Drummonds must be congratulated for the investment the company has made in trialling so many new cereal and oilseed rape varieties at its Termonfeckin tillage site on the outskirts of Drogheda.

The combination of working with both new cereal variety and agronomy options comes together particularly well.

One of the highlights for me of the recent Crop Open Day was the profiling of the new oilseed rape varieties now available, and the impact that they are making within Ireland’s tillage sector.

The prospect of securing yields of up 2t/ac from these new hybrids is, for me at least, mind blowing. Add in the fact that nitrogen application rates are fast falling, where rape is concerned, and it’s hard not to conclude that this unique brassica has a very positive future within Irish cropping systems.

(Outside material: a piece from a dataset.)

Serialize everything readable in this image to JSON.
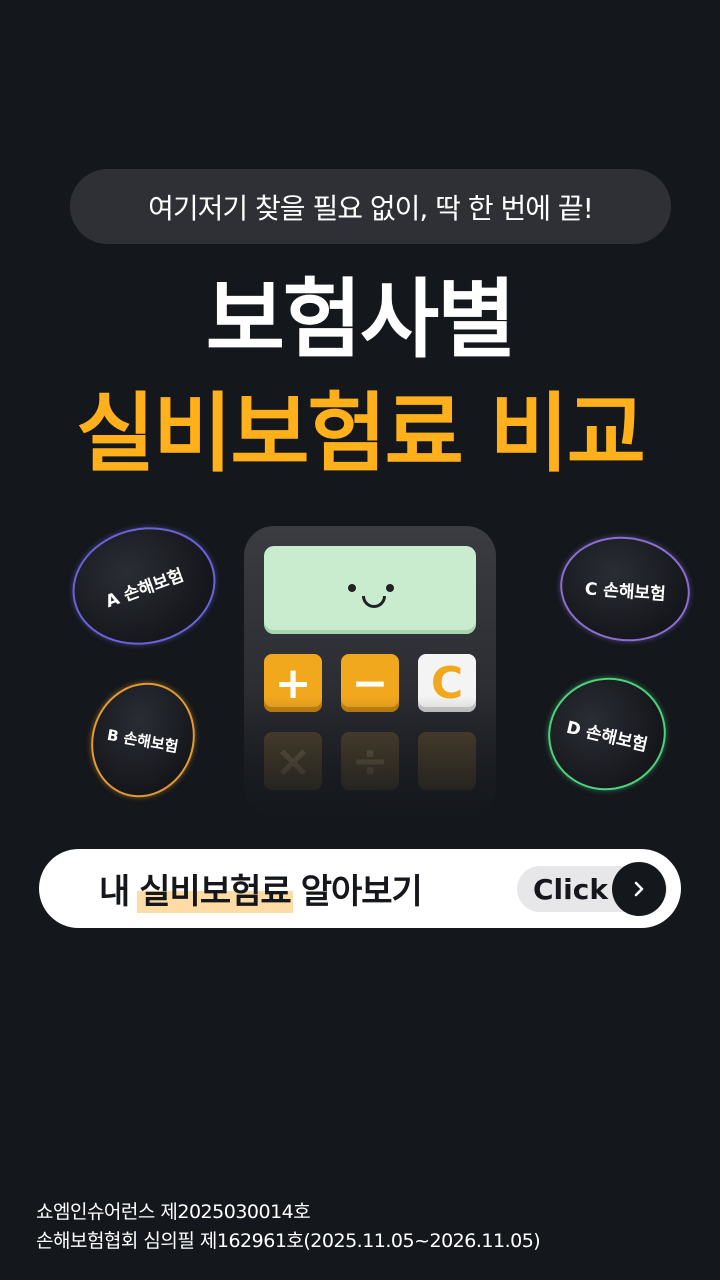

The central role that rape can also play within all tillage rotations is another plus factor that cannot be overlooked. It is the perfect forerunner for a first wheat.


Meanwhile, it’s turning out to be a very significant year for the tillage sector across the board.

We now know that the cropping acreage for 2022 is up 6%, year-on-year.

The question now is – can we build on this for the future? Or put another way, can we at least hold on to some of the gains secured on the back of the Tillage Incentive Scheme?

The answer to this question should hopefully be, yes. But making this happen will require both the Tillage Incentive Scheme and the Straw Incorporation Measure to be rolled over.

The need for tillage farmers to receive sustainable prices for their produce goes without saying. Making this happen will require all Irish livestock producers – dairy, beef, pigs, poultry and sheep – to receive equally buoyant returns.


With food inflation rates having broken through the 10% barrier, the pressure is really on the supermarkets and food processers to reflect these trends back towards the farm gate without delay.

Where Irish grain is concerned, there is an immediate requirement to have all the cereals grown in this country officially recognised as having a home-grown heritage.

Listening to some of the farmers attending the Drummonds event, I got the impression that such was not the case.

This situation must be rectified with immediate effect. Irish consumers must be made aware of the role played by grain to produce food of the highest quality emanating from Irish farms.

In the meantime, the 2022 harvest is fast approaching. So let’s hope the weather pays in making it a stress-free process for every farmer involved.